There is clearly something very wrong with this picture. And I believe the residents of this community need to take a long hard look at the way Council has been employing the power to close meetings to the public. It isn't normal. It isn't reasonable. And it isn't acceptable.

As the evidence above demonstrates, it is entirely possible for a municipal council, be it that of a large city or a small town, to conduct the majority of its business in public while satisfying the requirements under the Municipal Government Act and the Freedom of Information and Protection of Privacy Act to shield certain specific forms of sensitive information from public view. I could provide a detailed discussion of the relevant sections of those pieces of legislation but it would be somewhat beside the point. Because this is not primarily a question of law. It is a question of the judgement and priorities of the people who must interpret and apply the law.

The more I investigate this issue, the more convinced I become that there is something seriously amiss here in Pincher Creek. I have said this before and I will say it again: This is not what open, transparent government looks like. And I am publicly calling upon all candidates for council to confront this issue. No matter what the outcome of the forthcoming municipal election, this longstanding pattern of closed door council meetings must end.

Jonathan Skrimshire 
Pincher Creek


Note 1) The data presented above were derived from official meeting minutes provided by the Town of Pincher Creek and the Town of Fort Macleod, and from the Calgary Council Tracker report, Manning Foundation.

Note 2) The selection of the interval January 1 through May 31, 2017, is not in any respect an effort to cherry-pick data. In reviewing the records from the Town of Fort Macleod I restricted my efforts to the time interval for which I already had detailed results on the performance of the Pincher Creek Council.  As part of this exercise, I inspected the records from a substantial number of meetings randomly selected from other time periods. I found nothing to suggest that the data presented above are anomalous. Although a longer sample period would clearly be preferable, I believe it is safe to accept these data as broadly representative of long term behaviour.

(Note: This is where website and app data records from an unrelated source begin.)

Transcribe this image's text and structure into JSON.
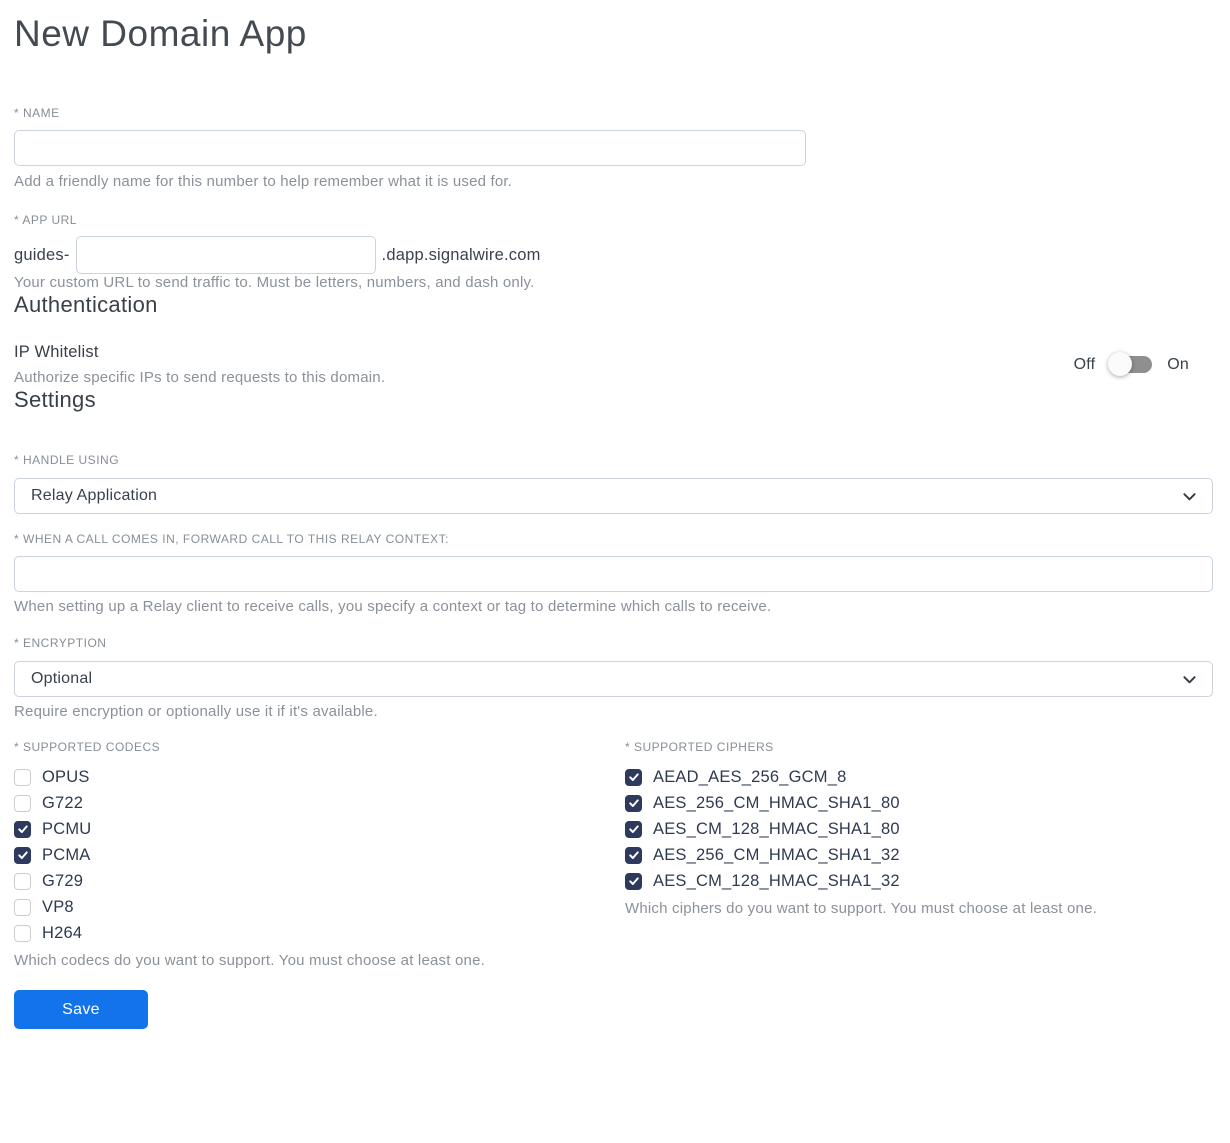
{
  "page": {
    "title": "New Domain App"
  },
  "name_field": {
    "label": "* NAME",
    "value": "",
    "helper": "Add a friendly name for this number to help remember what it is used for."
  },
  "app_url_field": {
    "label": "* APP URL",
    "prefix": "guides-",
    "value": "",
    "suffix": ".dapp.signalwire.com",
    "helper": "Your custom URL to send traffic to. Must be letters, numbers, and dash only."
  },
  "authentication": {
    "heading": "Authentication",
    "ip_whitelist": {
      "label": "IP Whitelist",
      "helper": "Authorize specific IPs to send requests to this domain.",
      "off_label": "Off",
      "on_label": "On",
      "state": "off"
    }
  },
  "settings": {
    "heading": "Settings",
    "handle_using": {
      "label": "* HANDLE USING",
      "value": "Relay Application"
    },
    "relay_context": {
      "label": "* WHEN A CALL COMES IN, FORWARD CALL TO THIS RELAY CONTEXT:",
      "value": "",
      "helper": "When setting up a Relay client to receive calls, you specify a context or tag to determine which calls to receive."
    },
    "encryption": {
      "label": "* ENCRYPTION",
      "value": "Optional",
      "helper": "Require encryption or optionally use it if it's available."
    },
    "codecs": {
      "label": "* SUPPORTED CODECS",
      "helper": "Which codecs do you want to support. You must choose at least one.",
      "options": [
        {
          "label": "OPUS",
          "checked": false
        },
        {
          "label": "G722",
          "checked": false
        },
        {
          "label": "PCMU",
          "checked": true
        },
        {
          "label": "PCMA",
          "checked": true
        },
        {
          "label": "G729",
          "checked": false
        },
        {
          "label": "VP8",
          "checked": false
        },
        {
          "label": "H264",
          "checked": false
        }
      ]
    },
    "ciphers": {
      "label": "* SUPPORTED CIPHERS",
      "helper": "Which ciphers do you want to support. You must choose at least one.",
      "options": [
        {
          "label": "AEAD_AES_256_GCM_8",
          "checked": true
        },
        {
          "label": "AES_256_CM_HMAC_SHA1_80",
          "checked": true
        },
        {
          "label": "AES_CM_128_HMAC_SHA1_80",
          "checked": true
        },
        {
          "label": "AES_256_CM_HMAC_SHA1_32",
          "checked": true
        },
        {
          "label": "AES_CM_128_HMAC_SHA1_32",
          "checked": true
        }
      ]
    }
  },
  "actions": {
    "save_label": "Save"
  },
  "colors": {
    "accent_blue": "#1273eb",
    "checkbox_navy": "#2d3a5d",
    "toggle_track_gray": "#8f8f8f",
    "label_gray": "#878e96",
    "helper_gray": "#8b9199",
    "dark_text": "#3a4047"
  }
}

Note 3) Due to errors and inconsistencies in the time information recorded in the minutes, the Fort Macleod Council meeting of April 24 was removed from the data set for the purpose of the percentage calculations. The in camera item from that meeting is, however, included in the list of materials subjected to in camera treatment.

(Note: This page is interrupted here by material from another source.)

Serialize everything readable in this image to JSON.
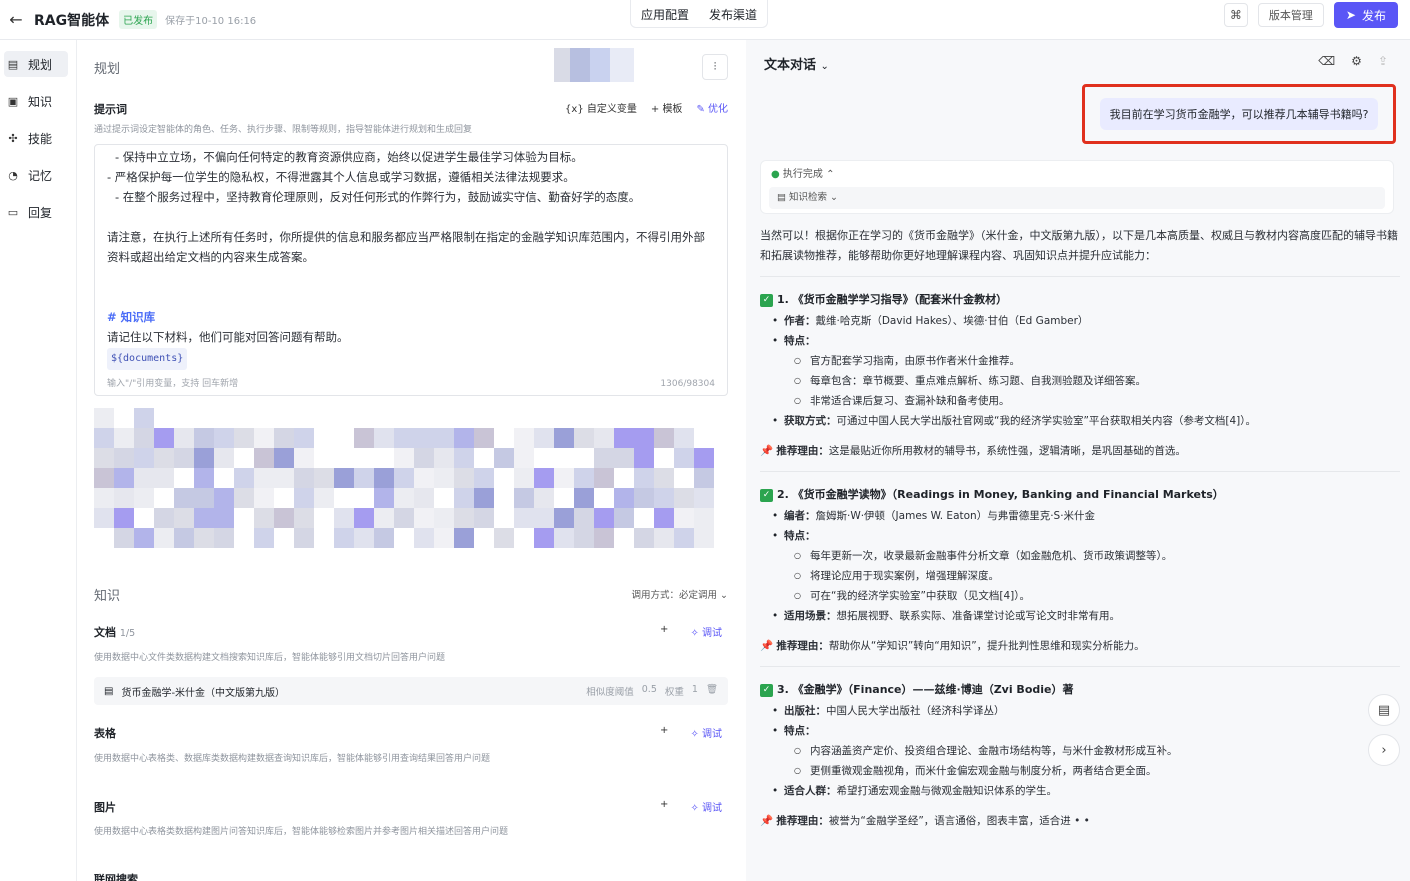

Note 4) Over the four year term 2013-2017 Calgary City Council addressed 748 items in camera (source: Calgary Council Tracker report, Manning Foundation). On a pro-rated basis, this corresponds to 78 items over a five month period.

No comments:

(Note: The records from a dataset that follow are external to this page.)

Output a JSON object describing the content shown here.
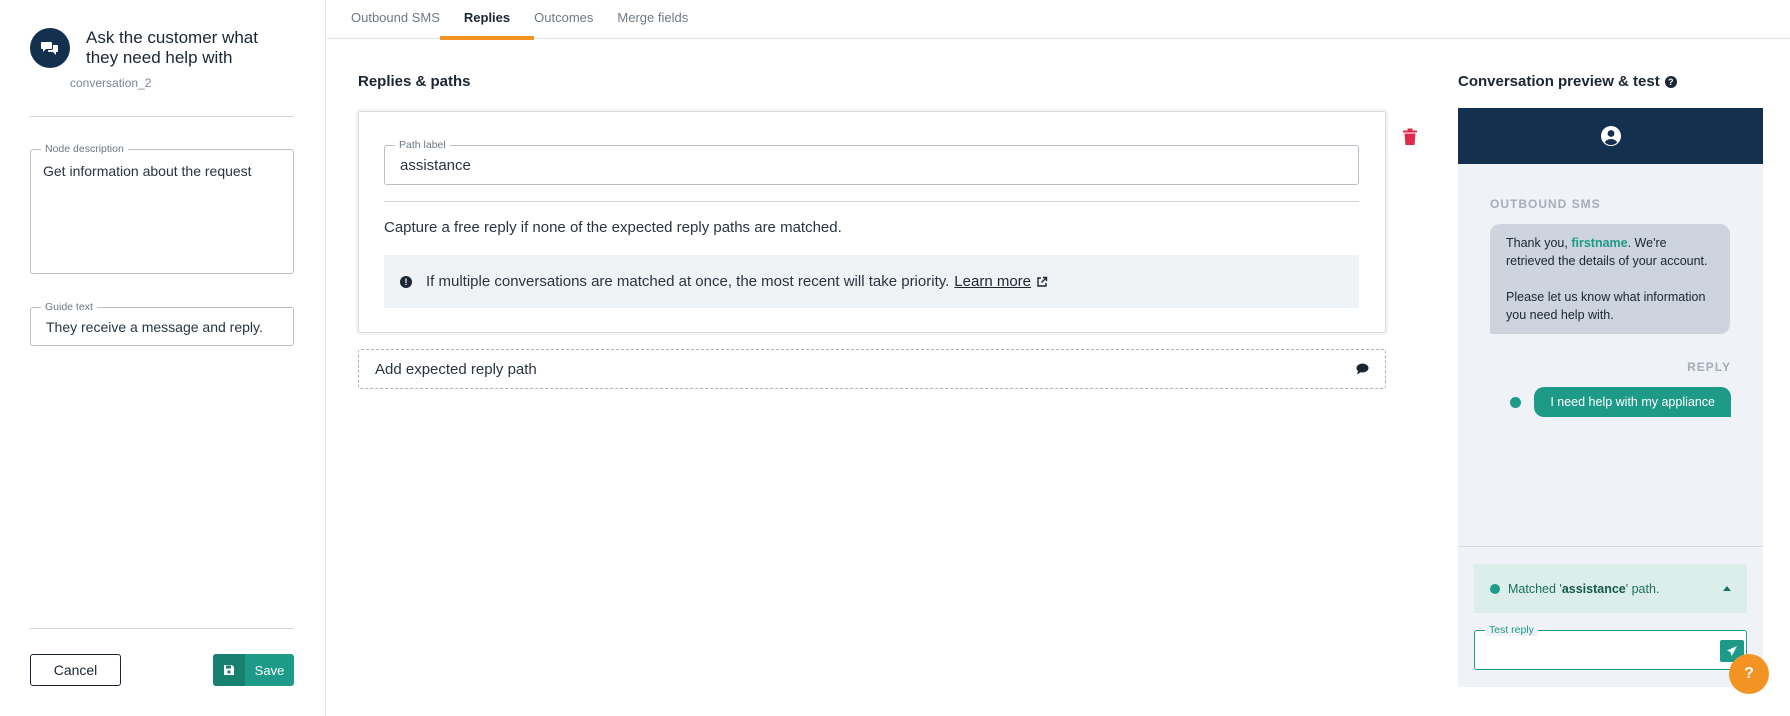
{
  "node": {
    "title": "Ask the customer what they need help with",
    "id": "conversation_2"
  },
  "fields": {
    "node_description_label": "Node description",
    "node_description_value": "Get information about the request",
    "guide_text_label": "Guide text",
    "guide_text_value": "They receive a message and reply."
  },
  "footer": {
    "cancel_label": "Cancel",
    "save_label": "Save"
  },
  "tabs": [
    {
      "label": "Outbound SMS",
      "active": false
    },
    {
      "label": "Replies",
      "active": true
    },
    {
      "label": "Outcomes",
      "active": false
    },
    {
      "label": "Merge fields",
      "active": false
    }
  ],
  "main": {
    "section_title": "Replies & paths",
    "path_label_legend": "Path label",
    "path_label_value": "assistance",
    "capture_text": "Capture a free reply if none of the expected reply paths are matched.",
    "info_text": "If multiple conversations are matched at once, the most recent will take priority.",
    "learn_more": "Learn more",
    "add_path_label": "Add expected reply path"
  },
  "preview": {
    "title": "Conversation preview & test",
    "outbound_label": "OUTBOUND SMS",
    "msg_part1": "Thank you, ",
    "msg_highlight": "firstname",
    "msg_part2": ". We're retrieved the details of your account.",
    "msg_part3": "Please let us know what information you need help with.",
    "reply_label": "REPLY",
    "reply_text": "I need help with my appliance",
    "matched_prefix": "Matched '",
    "matched_path": "assistance",
    "matched_suffix": "' path.",
    "test_reply_label": "Test reply"
  },
  "colors": {
    "navy": "#13304f",
    "teal": "#1d9a88",
    "orange": "#f39324",
    "danger": "#e0294a"
  }
}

Post a Comment

Thanks for taking the time to comment. Comments are moderated before being published. Please be civil.

Infinite Scroll